Due to the lack of documents, manuscripts, stone inscriptions, and dates as well as the perplexing problems of interpretation and explanation, historians resort to inductive methods of reasoning in their setting forth of conjectures and their arrival at conclusions. The problem of chronology and the lack of information which they can interpret and explain without doubt and vacillation have been their excuse for the neglect and suspension of Islamic history in their writings and investigations. History is not only a recital of dates by which some historians believe they could begin to establish valid accounts of events related to interpretation and explanation.
No doubt chronology is one of the basic elements of history.

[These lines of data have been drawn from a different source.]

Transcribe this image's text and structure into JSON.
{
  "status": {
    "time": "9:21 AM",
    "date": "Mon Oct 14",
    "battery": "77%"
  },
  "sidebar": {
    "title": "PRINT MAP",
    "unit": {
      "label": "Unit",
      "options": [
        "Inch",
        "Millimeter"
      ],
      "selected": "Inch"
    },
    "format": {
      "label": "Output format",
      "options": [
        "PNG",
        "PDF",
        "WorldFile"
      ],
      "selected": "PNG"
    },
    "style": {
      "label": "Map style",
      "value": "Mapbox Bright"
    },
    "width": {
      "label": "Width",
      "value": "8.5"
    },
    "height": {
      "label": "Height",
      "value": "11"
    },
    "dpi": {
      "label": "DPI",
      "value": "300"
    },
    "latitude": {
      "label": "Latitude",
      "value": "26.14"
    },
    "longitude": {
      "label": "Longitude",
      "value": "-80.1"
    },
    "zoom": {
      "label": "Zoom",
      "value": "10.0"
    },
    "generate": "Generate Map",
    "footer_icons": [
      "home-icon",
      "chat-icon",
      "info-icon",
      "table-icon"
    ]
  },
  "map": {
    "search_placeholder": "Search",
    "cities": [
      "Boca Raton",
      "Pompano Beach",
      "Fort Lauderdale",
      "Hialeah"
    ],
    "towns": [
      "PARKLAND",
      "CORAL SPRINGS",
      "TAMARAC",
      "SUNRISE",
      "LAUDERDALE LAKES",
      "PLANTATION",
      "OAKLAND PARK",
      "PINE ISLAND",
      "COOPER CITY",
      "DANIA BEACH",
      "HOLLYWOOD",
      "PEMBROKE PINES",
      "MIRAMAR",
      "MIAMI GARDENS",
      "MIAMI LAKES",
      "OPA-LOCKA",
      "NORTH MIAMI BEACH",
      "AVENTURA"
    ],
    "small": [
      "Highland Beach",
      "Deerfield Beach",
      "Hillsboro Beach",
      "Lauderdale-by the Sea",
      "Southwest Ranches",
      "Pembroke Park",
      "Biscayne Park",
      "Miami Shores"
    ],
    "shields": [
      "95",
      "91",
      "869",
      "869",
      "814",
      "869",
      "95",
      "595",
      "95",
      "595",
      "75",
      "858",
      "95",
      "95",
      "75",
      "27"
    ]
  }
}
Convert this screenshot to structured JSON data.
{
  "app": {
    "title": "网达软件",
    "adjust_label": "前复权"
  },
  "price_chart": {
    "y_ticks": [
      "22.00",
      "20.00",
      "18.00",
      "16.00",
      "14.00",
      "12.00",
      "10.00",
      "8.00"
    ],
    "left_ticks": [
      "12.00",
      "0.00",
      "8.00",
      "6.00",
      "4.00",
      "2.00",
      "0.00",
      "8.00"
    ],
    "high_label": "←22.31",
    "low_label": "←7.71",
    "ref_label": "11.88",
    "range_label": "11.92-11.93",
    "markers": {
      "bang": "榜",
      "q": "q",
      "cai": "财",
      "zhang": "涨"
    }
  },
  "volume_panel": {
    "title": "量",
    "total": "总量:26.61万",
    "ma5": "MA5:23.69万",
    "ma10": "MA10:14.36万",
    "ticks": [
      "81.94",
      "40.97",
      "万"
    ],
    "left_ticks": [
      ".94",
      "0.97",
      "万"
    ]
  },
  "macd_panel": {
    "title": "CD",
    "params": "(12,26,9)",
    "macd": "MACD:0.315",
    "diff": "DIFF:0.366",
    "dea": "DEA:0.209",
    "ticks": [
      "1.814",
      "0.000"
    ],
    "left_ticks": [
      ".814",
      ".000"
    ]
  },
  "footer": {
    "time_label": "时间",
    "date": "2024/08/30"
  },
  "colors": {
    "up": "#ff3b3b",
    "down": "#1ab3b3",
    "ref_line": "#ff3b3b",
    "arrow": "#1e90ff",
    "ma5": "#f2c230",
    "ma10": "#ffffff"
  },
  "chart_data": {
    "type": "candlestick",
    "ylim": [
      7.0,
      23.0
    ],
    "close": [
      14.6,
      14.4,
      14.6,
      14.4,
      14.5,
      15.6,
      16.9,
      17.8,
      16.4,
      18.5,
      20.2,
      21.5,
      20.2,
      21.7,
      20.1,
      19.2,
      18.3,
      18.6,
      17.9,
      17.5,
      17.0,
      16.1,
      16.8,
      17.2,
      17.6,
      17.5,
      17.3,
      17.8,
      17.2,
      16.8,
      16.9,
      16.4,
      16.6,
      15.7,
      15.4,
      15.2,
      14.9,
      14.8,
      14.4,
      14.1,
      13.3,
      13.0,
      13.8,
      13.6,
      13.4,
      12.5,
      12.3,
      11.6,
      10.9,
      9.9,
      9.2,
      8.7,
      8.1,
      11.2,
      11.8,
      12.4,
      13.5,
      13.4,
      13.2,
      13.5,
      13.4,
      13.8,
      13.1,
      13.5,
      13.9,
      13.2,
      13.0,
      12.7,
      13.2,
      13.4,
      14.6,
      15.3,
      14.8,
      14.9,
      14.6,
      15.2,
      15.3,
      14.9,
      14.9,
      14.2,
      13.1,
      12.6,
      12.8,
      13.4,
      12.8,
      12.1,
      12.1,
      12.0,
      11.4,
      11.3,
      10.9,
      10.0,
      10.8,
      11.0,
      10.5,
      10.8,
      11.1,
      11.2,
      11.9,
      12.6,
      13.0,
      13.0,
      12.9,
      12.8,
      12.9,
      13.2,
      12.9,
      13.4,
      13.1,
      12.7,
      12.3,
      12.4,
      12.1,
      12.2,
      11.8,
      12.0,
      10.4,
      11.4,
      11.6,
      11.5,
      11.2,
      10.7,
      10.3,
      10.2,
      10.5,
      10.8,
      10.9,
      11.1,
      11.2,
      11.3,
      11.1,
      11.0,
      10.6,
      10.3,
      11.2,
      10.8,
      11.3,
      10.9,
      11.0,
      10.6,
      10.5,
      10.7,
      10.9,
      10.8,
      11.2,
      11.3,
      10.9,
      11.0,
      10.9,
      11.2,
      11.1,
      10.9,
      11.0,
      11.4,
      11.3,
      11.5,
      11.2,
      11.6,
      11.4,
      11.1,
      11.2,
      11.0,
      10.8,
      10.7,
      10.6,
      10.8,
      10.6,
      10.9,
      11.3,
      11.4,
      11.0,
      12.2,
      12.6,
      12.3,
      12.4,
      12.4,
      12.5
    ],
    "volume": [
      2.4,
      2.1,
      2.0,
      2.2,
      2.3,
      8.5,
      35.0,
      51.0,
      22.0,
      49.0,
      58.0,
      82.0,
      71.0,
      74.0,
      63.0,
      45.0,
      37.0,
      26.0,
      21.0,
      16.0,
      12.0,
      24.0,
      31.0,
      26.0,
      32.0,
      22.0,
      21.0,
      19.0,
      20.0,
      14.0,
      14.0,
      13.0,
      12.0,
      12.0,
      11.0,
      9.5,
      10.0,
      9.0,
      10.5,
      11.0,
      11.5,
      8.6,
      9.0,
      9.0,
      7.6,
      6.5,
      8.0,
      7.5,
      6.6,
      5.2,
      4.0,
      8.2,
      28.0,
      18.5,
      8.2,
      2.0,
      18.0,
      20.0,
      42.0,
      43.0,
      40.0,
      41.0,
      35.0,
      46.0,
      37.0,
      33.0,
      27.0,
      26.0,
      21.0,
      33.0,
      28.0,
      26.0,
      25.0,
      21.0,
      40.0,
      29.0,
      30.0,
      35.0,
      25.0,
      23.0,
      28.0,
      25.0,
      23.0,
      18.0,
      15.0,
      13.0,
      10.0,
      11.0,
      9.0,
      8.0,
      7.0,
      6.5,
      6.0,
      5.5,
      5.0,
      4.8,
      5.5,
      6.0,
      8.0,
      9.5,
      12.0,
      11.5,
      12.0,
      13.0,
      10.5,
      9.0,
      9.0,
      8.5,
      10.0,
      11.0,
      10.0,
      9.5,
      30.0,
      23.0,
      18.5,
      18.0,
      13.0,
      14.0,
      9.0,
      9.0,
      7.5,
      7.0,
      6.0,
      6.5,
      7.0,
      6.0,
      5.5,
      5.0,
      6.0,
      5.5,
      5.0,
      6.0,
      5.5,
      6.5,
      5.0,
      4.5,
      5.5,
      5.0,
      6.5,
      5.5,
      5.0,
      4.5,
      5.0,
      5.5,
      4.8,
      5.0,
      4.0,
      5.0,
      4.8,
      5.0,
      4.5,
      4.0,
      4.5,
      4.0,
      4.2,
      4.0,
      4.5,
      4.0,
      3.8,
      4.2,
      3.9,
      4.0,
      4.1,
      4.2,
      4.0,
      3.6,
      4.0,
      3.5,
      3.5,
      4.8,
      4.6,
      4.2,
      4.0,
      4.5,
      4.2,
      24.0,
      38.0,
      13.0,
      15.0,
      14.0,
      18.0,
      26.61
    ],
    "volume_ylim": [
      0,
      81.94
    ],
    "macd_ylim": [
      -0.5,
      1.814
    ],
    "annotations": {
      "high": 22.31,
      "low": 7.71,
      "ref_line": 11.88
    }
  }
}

Knowledge of precise dates on which momentous events take their proper places is certainly important in arriving at explanation of when they occur, but not necessarily how and why they occur then. In the explanation of historical events the lack of materials of the past and the absence of dates should not deter the historian from being able to put forward reasonable estimation of not only when a particularly important event has taken place, but also how and why it has taken place then and not at other times. They have indeed attempted to explain the when, the how, and the why those past events have taken place. This is obvious from a scrutiny of the various theories mentioned above.
But their explanations have been quite inadequate and still open to question. Moreover, in all their theories the taint of settled aversion towards Islam is always discernible. Partiality toward other religions and cultures and non-Arab influences is clearly evident. They presume to adduce all sorts of evidence—some of them far-fetched—in support of their theories, to give credence to which an impressive number of foreign authorities are consulted as sources of reference which are not always available to the scrutiny of others. As far as the history of Islam and its dissemination in the Malay world is concerned, their views in spite of their brilliant scholarship have essentially been based upon conjectural premises.
Rational estimation is not mere conjecture. It pre-supposes in the historian possession of an authoritative and genuine knowledge of the religion under investigation, its worldview and the languages that project the worldview, its symbols and their correct meanings; its adherents and their cultural and traditional ways, its religious and intellectual tradition, and sound imagination and method of rational and empirical analysis that commends itself to the intelligence. It is this knowledge, imagination and method that is lacking in historians when they approach the history of Islam in the Malay Archipelago.
Excerpt Reference: Introduction. Historical Fact And Fiction. By Syed Muhammad Naquib Al-Attas. 1st ed. Kuala Lumpur: Penerbit UTM, 2011. xi-xiv. Print.